Bacardi has long supported modern design; their most noteworthy buildings are two in Mexico and Bermuda, buildings they proudly commissioned Mies van der Rohe to design in international modern style. The Bermuda building was originally intended for Bacardi's first headquarters in Santiago, Cuba, but Castro's revolution forced alteration of that plan.
Bacardi's Miami site, on the 102' x 183' tract at the northwest corner of Biscayne Boulevard and 21st street, is home to two amazing and all-original structures: an 8-story tower and a smaller square building in the plaza.
The tower dates from 1963, housing the Bacardi Museum, about 2600 square feet of office space, and a top floor dining room with panoramic views. The architect was Enrique Gutierrez of Sacmag International in Puerto Rico, and the builder was Frank J. Rooney, Inc. of Miami. The staff is proud that the interior retains original design elements specified by designers Adella P. Estrada and Alberto Fernando Pla. The black leather Barcelona chairs chosen by Estrada in 1973 are still in place, as is the reception area wall tapestry designed by Pla. Original custom rugs were woven in Puerto Rico by V'Soske of New York.
The tower is built of reinforced concrete, overlayed with two huge 'azulejos', or ceramic tile murals done in the traditional Spanish colors of blue and white, by Francisco Brennand of Recife, Brazil. Born July 11, 1927, Brennand is an accomplished painter-ceramicist, whose other works include murals at the School of Itanhaem at Sao Paulo, a 32-meter mural of the Battle of Guararapes for the Banco da Lavoura de Minas Gerais, and the interior of a ballroom for the Sao Domingos Hotel in Recife. The Bacardi tower murals are made of 28,000 hand-painted, glazed, baked, 6" x 6" tiles surrounded by a marble border. Brennand felt strongly that painters and architects should work together to give buildings an artistic unity. In fact, Brennand stresses the word "overlay" rather than "decorate", to underscore his belief in the combined unity of the final work.

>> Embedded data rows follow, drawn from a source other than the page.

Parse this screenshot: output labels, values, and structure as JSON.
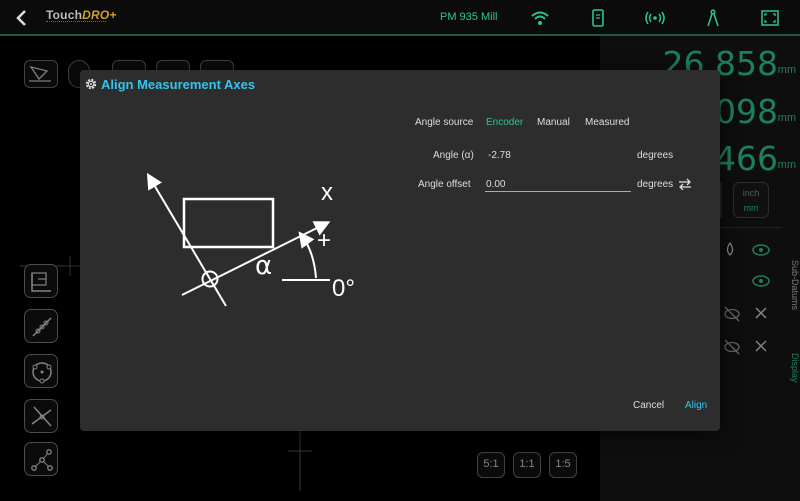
{
  "topbar": {
    "logo_main": "Touch",
    "logo_pro": "DRO+",
    "machine_name": "PM 935 Mill",
    "icons": [
      "back-arrow-icon",
      "wifi-icon",
      "tablet-icon",
      "signal-icon",
      "compass-icon",
      "fullscreen-icon"
    ]
  },
  "readouts": {
    "x": "26.858",
    "y": "098",
    "z": "466",
    "unit": "mm",
    "inch_label": "inch",
    "mm_label": "mm"
  },
  "side_tabs": {
    "sub_datums": "Sub-Datums",
    "display": "Display"
  },
  "zoom": [
    "5:1",
    "1:1",
    "1:5"
  ],
  "dialog": {
    "title": "Align Measurement Axes",
    "angle_source_label": "Angle source",
    "sources": [
      "Encoder",
      "Manual",
      "Measured"
    ],
    "active_source": "Encoder",
    "angle_label": "Angle (α)",
    "angle_value": "-2.78",
    "angle_unit": "degrees",
    "offset_label": "Angle offset",
    "offset_value": "0.00",
    "offset_unit": "degrees",
    "cancel": "Cancel",
    "align": "Align",
    "diagram": {
      "x_label": "x",
      "plus_label": "+",
      "alpha_label": "α",
      "zero_label": "0°"
    }
  },
  "colors": {
    "accent_green": "#2ec48f",
    "accent_blue": "#35c4ee",
    "dialog_bg": "#2d2d2d"
  }
}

In addition to the murals, other tower surfaces include white-veined marble tiles and exposed concrete showing the effects of 1" x 4" tongue-and-groove planks used for the form to give a vertical striped effect. The east and west facades are made of thermopane, smoke-tinted glass with anodized aluminum mullions. Interestingly, the underground garage was built to the specifications of a swimming pool to keep the subterranean area dry despite the high water table in Miami's porous coral soil. This area holds 65 automobiles and is covered by an outdoor plaza. Imagine a swimming pool which keeps the water out, rather than in!

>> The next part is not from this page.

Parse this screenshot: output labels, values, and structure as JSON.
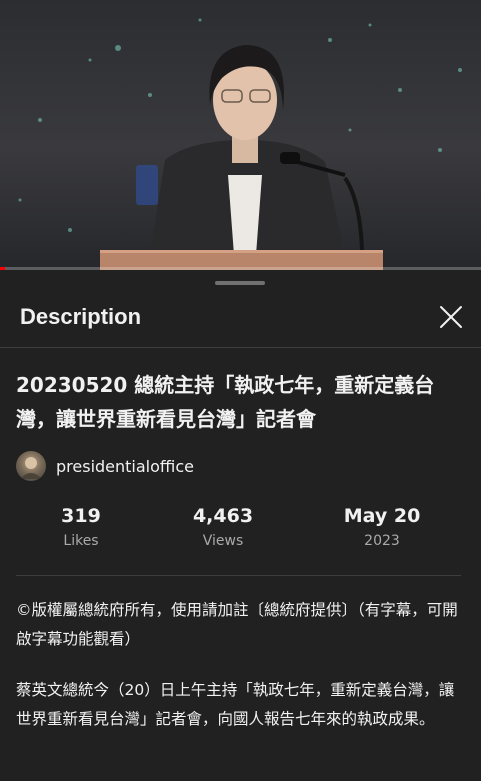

In 1973, Bacardi added the fascinating square building in the plaza. The square building, raised 47 feet off the ground around a central core, features four massive walls, comprised of chunks of 1" thick hammered glass mural tapestries, designed to withstand hurricane force winds.

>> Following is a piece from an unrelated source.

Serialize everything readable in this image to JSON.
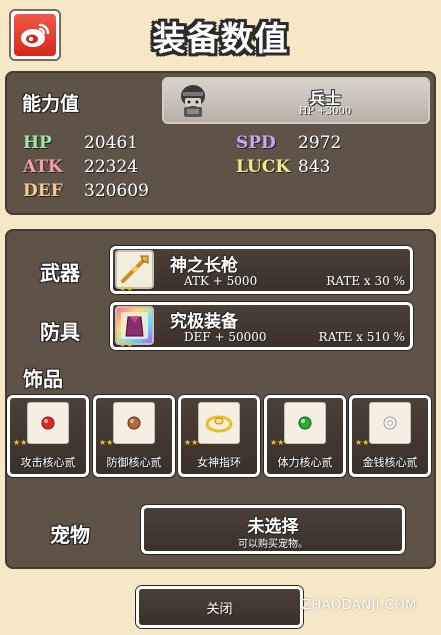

Light bounces from the colorful surfaces by day, and by night they emit multi-colored streams of light from the backlighted interior.
These glass tapestries were designed and manufactured in France by S.E.A.R. under the direction of Gabriel and Jacques Loire of Chartres, after an original painting by German artist Johannes M. Dietz. The architect of the building was Ignacio Carrera-Justiz of Coral Gables, FL. Abstract modern style on all four sides, this unusual building has two floors which cantilever out 24 feet on each side of the central core. Each floor is hung from the roof by 28 tensor rods, supported at the center by the concrete-reinforced central core. The load on each tensor is transferred to the roof in which a crisscross system of post tension beams carry the load from the tensor rods through the central core, plaza and garage, to the foundation. The two floors of this building serve as finance and accounting offices. The meticulously manicured landscaping covers the whole width of a city block, creating a postcard view from any angle.